Wilson believes that one of the main issues humanity must conquer is to raise the standard of living for the poorer countries of the world while doing as little damage to the surrounding environments as possible. By 2100, Wilson believes human impact on the natural world will be less extreme because population growth will subside. However, there is also the “bottleneck” effect of population growth accompanied by dwindling resources, which must be overcome. Essentially, the human population must pass through a time of turmoil before being able to see the benefit of conserving what is left.
Wilson is optimistic that this is possible. He believes the world will understand the benefits of biodiversity before it is too late. He likes to state statistics based on the amount of “free” resource services used by humans. He also advocates the preservation of biodiversity based on the fact that new plants and animals are still being discovered, some of which are found to have naturally occurring chemical and genetic compounds that may be helpful to humans through medical and agricultural innovation. Wilson states that it is in the interest of our own species’ survival to preserve the life and habitat of all others.
Wilson serves on the Board of Directors of Conservation International, the American Museum of Natural History, and The Nature Conservancy. Wilson has received many awards and honors for his work including Pulitzer Prizes in 1978 and 1990, the International Prize of Biology from Japan in 1993 and The National Audubon Society’s Audubon Medal in 1995. In 1998, Wilson gave a presentation to the U.S. Senate to support the Act to Save America’s Forest, which is a bill that would conserve the biodiversity of the federal forest system and purports the inherent importance of all living things. His profound conservation ethic is delivered in a philosophical and scientific approach that engages his readers and lecture audiences. He has an infallible belief in the connection between humanity and nature, which has permeated his work for more than four decades and continues to influence young scientists and naturalists across the globe. His obviously emotional pleas for conservation have been heralded as a scientifically fueled and truly sincere approach to the preservation of the natural world.
- Wilson, E. O. (1992). The diversity of life. Cambridge: Harvard University Press.
- Wilson, E. O. (1994). Naturalist. New York: Warner Books.

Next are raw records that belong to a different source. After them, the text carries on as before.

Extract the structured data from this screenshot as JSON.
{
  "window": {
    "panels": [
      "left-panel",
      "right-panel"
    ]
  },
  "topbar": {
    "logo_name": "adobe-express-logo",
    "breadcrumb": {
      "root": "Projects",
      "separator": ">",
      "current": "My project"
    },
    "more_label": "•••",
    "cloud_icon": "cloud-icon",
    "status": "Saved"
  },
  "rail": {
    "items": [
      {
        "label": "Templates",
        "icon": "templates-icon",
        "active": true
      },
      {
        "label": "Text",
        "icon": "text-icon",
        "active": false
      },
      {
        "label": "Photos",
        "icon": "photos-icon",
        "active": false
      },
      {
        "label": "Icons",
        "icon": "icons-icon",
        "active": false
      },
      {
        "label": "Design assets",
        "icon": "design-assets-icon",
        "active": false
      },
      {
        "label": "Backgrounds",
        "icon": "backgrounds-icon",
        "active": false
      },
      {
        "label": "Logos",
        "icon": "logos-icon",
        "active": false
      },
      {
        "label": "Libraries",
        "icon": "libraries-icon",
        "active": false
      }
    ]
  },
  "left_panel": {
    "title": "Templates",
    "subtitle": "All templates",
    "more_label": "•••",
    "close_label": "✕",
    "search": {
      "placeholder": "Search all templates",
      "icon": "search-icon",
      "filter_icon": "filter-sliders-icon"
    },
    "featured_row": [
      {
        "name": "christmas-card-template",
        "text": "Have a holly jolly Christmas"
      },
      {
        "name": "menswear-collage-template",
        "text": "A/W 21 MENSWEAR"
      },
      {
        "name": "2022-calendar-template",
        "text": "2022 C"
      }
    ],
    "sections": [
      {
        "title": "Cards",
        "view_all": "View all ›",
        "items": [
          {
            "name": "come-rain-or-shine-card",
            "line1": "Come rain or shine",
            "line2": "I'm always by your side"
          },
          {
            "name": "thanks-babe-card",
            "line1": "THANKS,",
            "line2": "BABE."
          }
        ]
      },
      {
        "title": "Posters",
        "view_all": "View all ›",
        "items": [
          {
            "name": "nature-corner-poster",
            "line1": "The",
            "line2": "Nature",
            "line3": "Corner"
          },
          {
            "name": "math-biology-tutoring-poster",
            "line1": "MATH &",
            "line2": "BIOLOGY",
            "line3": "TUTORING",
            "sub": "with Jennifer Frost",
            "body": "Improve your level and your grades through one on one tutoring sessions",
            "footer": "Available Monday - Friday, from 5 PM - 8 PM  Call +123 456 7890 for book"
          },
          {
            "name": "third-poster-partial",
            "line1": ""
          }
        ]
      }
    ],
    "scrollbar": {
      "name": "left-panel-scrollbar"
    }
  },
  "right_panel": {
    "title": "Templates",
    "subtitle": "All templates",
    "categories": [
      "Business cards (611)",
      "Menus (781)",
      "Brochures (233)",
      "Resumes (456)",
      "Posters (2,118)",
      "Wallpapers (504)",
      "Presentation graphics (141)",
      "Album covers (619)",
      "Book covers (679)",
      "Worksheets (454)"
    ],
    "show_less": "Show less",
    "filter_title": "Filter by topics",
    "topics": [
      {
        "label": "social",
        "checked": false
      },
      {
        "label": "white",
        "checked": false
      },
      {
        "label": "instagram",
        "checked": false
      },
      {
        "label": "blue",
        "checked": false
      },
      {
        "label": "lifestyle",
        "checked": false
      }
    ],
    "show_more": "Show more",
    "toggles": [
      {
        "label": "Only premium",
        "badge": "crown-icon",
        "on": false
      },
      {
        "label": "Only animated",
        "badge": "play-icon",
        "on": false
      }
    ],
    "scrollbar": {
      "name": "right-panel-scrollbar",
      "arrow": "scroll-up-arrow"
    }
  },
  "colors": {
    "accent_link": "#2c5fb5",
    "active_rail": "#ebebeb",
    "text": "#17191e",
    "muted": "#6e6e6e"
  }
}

- Wilson, E. O. (1998). Consilience: The unity of knowledge. New York: Alfred A. Knopf.
- Wilson, E. O. (2000). Sociobiology: A new synthesis, 25th anniversary edition. Cambridge: The Belknap Press of Harvard University Press.